• _Material for this task_
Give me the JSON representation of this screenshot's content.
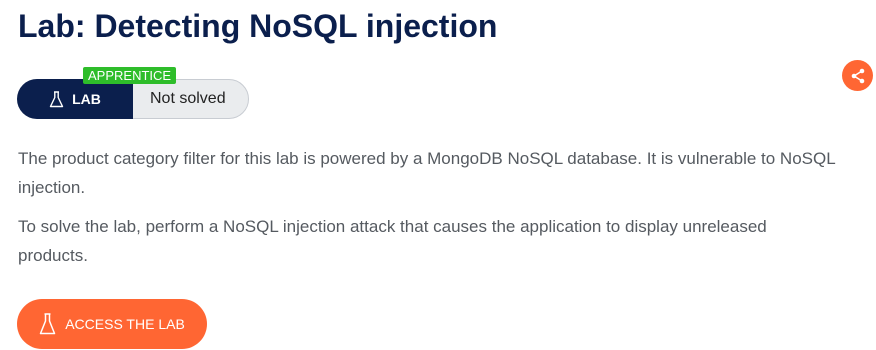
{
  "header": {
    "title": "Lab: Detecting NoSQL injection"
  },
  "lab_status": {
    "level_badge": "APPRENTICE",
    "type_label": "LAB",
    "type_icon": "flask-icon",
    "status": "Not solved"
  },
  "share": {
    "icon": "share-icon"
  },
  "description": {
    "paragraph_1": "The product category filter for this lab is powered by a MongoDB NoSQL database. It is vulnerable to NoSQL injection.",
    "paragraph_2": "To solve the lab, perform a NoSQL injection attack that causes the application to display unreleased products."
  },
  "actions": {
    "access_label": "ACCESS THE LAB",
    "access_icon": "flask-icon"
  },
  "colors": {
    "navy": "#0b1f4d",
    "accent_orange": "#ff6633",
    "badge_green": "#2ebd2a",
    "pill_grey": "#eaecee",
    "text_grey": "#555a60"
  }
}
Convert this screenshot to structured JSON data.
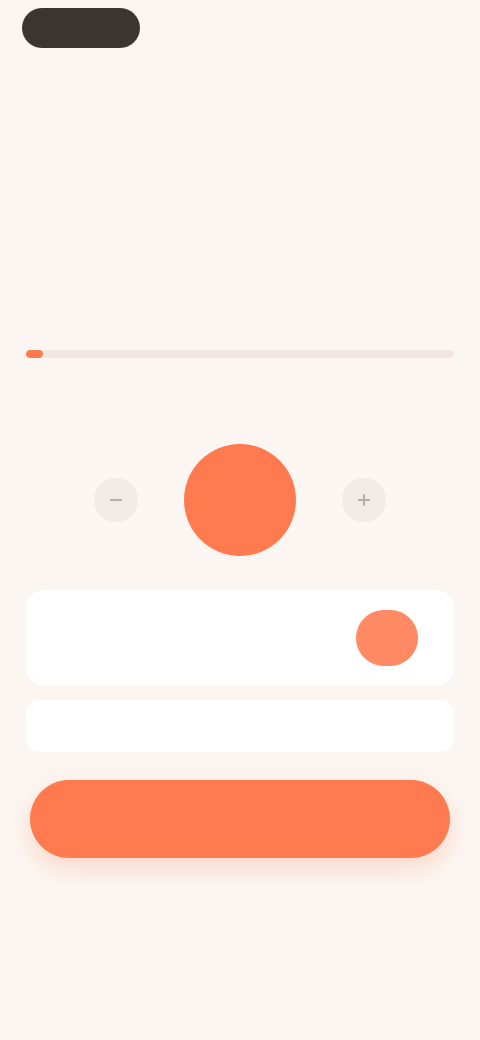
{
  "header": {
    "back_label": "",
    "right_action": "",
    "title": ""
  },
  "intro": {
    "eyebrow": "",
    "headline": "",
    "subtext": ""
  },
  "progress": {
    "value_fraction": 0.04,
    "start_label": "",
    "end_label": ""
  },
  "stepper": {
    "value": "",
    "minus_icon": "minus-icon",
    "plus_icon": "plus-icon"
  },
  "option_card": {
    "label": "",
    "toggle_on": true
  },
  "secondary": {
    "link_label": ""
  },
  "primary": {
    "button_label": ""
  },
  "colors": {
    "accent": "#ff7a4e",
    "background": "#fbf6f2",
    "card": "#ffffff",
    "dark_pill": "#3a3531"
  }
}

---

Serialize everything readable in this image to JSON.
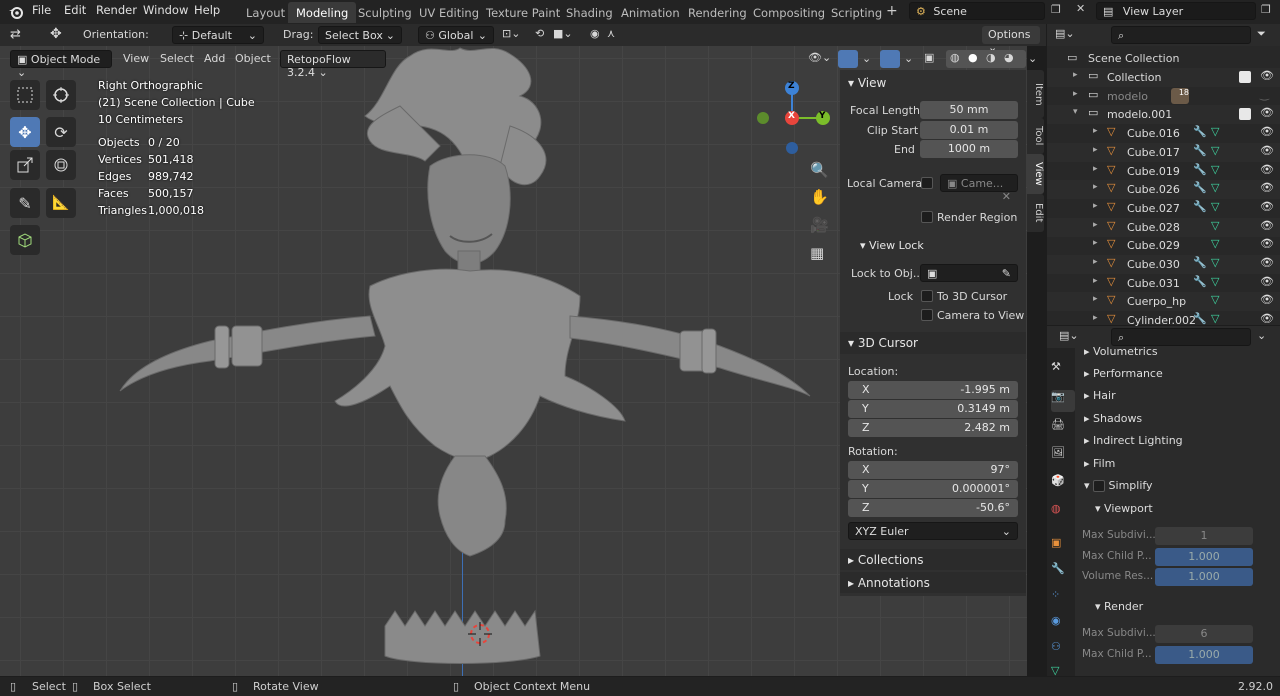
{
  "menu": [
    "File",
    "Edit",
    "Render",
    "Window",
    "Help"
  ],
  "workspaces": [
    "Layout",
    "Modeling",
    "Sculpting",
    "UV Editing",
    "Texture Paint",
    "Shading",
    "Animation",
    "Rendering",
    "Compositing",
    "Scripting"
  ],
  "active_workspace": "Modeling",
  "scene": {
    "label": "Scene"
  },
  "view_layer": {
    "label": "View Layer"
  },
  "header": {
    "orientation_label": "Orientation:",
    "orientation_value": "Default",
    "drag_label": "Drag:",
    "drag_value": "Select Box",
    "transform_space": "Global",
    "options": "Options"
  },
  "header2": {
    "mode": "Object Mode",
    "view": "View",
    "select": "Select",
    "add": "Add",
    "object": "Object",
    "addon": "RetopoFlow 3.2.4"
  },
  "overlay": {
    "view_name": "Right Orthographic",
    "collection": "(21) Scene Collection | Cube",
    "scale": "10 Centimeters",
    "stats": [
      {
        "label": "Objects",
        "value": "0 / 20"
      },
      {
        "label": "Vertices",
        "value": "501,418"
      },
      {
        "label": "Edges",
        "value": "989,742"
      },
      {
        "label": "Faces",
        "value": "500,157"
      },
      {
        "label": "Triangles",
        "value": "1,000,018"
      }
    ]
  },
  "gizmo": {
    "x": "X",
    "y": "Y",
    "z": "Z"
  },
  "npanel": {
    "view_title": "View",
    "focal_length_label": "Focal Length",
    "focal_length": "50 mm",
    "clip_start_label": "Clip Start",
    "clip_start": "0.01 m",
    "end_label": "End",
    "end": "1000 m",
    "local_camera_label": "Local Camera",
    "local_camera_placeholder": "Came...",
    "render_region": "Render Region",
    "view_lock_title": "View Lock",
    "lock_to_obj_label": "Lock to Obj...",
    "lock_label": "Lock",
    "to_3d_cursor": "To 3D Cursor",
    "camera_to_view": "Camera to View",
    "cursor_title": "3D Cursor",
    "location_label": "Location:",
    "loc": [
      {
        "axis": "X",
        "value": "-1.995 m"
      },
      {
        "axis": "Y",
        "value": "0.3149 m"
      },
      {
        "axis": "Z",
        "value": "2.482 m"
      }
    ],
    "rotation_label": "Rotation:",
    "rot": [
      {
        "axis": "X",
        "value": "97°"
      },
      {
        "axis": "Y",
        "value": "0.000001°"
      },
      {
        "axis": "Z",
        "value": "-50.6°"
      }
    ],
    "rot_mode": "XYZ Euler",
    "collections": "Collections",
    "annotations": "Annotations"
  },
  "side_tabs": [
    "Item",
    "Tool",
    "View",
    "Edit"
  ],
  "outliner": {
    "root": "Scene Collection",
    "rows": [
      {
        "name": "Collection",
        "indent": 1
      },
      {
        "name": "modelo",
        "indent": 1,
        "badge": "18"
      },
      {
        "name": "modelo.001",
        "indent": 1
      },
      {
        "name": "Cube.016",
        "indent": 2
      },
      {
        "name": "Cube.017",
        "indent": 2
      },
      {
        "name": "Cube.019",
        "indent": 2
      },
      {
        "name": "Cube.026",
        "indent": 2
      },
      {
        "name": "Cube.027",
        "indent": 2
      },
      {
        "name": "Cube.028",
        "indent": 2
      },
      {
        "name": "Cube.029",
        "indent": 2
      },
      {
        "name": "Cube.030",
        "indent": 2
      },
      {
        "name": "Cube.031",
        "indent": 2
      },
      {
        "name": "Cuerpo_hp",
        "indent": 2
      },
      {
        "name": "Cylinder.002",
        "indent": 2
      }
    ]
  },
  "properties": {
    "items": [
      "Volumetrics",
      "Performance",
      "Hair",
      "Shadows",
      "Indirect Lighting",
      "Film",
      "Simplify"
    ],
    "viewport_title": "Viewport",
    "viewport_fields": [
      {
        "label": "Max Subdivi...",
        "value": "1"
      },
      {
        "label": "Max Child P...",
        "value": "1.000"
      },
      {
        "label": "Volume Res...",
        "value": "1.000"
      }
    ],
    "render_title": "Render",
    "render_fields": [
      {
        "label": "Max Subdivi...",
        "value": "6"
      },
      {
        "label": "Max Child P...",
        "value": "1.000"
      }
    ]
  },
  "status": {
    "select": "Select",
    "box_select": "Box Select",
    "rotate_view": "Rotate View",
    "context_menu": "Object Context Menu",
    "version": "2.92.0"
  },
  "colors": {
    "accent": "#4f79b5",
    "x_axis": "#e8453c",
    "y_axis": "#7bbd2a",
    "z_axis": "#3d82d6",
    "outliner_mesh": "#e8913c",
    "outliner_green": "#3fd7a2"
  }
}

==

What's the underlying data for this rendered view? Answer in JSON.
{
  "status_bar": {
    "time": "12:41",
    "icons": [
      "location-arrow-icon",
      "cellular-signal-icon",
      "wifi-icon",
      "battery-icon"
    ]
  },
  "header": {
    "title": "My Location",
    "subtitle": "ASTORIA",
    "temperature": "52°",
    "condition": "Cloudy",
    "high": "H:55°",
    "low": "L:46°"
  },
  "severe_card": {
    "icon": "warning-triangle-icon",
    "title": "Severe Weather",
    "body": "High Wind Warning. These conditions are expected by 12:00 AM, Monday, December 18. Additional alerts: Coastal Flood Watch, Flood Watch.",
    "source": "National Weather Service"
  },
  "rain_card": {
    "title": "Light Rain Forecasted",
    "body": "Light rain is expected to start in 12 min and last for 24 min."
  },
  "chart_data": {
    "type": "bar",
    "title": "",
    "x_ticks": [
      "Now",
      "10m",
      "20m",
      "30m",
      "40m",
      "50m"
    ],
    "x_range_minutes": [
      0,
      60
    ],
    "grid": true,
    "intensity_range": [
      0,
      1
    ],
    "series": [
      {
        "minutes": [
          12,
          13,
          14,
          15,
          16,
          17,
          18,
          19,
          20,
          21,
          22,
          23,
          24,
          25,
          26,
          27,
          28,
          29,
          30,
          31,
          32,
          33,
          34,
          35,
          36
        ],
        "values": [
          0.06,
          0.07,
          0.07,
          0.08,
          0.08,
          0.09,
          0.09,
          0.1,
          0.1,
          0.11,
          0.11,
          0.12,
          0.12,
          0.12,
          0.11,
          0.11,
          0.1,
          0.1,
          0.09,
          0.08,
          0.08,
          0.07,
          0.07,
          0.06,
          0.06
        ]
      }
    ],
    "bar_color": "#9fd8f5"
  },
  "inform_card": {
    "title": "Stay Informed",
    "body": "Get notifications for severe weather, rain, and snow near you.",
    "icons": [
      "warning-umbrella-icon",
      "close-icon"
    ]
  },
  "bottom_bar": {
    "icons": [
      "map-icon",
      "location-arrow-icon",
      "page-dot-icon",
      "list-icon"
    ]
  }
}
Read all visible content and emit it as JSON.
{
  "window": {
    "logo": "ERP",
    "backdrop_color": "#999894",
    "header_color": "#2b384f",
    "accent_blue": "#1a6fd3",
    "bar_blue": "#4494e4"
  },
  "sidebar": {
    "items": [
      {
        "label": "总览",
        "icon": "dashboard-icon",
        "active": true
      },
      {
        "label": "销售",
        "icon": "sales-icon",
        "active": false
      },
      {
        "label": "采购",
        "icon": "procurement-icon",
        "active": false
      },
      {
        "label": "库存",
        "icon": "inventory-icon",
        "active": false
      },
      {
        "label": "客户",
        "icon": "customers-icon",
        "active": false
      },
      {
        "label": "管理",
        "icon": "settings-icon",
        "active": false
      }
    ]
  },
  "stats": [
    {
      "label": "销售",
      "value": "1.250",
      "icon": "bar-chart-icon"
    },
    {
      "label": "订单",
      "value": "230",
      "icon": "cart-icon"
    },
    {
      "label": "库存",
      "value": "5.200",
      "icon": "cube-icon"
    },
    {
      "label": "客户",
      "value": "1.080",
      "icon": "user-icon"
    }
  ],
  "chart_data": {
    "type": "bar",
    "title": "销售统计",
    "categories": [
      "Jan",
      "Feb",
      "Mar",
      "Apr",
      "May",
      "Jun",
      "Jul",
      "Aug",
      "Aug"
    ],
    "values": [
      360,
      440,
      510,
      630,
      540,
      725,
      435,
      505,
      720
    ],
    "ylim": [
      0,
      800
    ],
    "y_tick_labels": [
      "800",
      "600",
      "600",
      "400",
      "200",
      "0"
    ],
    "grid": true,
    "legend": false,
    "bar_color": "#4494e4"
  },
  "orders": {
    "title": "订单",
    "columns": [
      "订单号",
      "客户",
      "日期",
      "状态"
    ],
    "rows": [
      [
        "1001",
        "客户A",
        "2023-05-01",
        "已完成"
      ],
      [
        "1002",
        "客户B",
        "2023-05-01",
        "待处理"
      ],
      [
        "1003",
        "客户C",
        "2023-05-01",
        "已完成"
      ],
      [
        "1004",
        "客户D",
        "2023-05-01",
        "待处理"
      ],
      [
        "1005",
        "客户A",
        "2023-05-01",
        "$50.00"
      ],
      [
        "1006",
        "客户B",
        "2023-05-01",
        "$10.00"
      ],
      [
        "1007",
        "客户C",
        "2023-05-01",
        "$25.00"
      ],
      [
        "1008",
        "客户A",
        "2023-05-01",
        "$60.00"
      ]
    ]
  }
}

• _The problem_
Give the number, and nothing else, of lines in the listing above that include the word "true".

• _Task answer_
4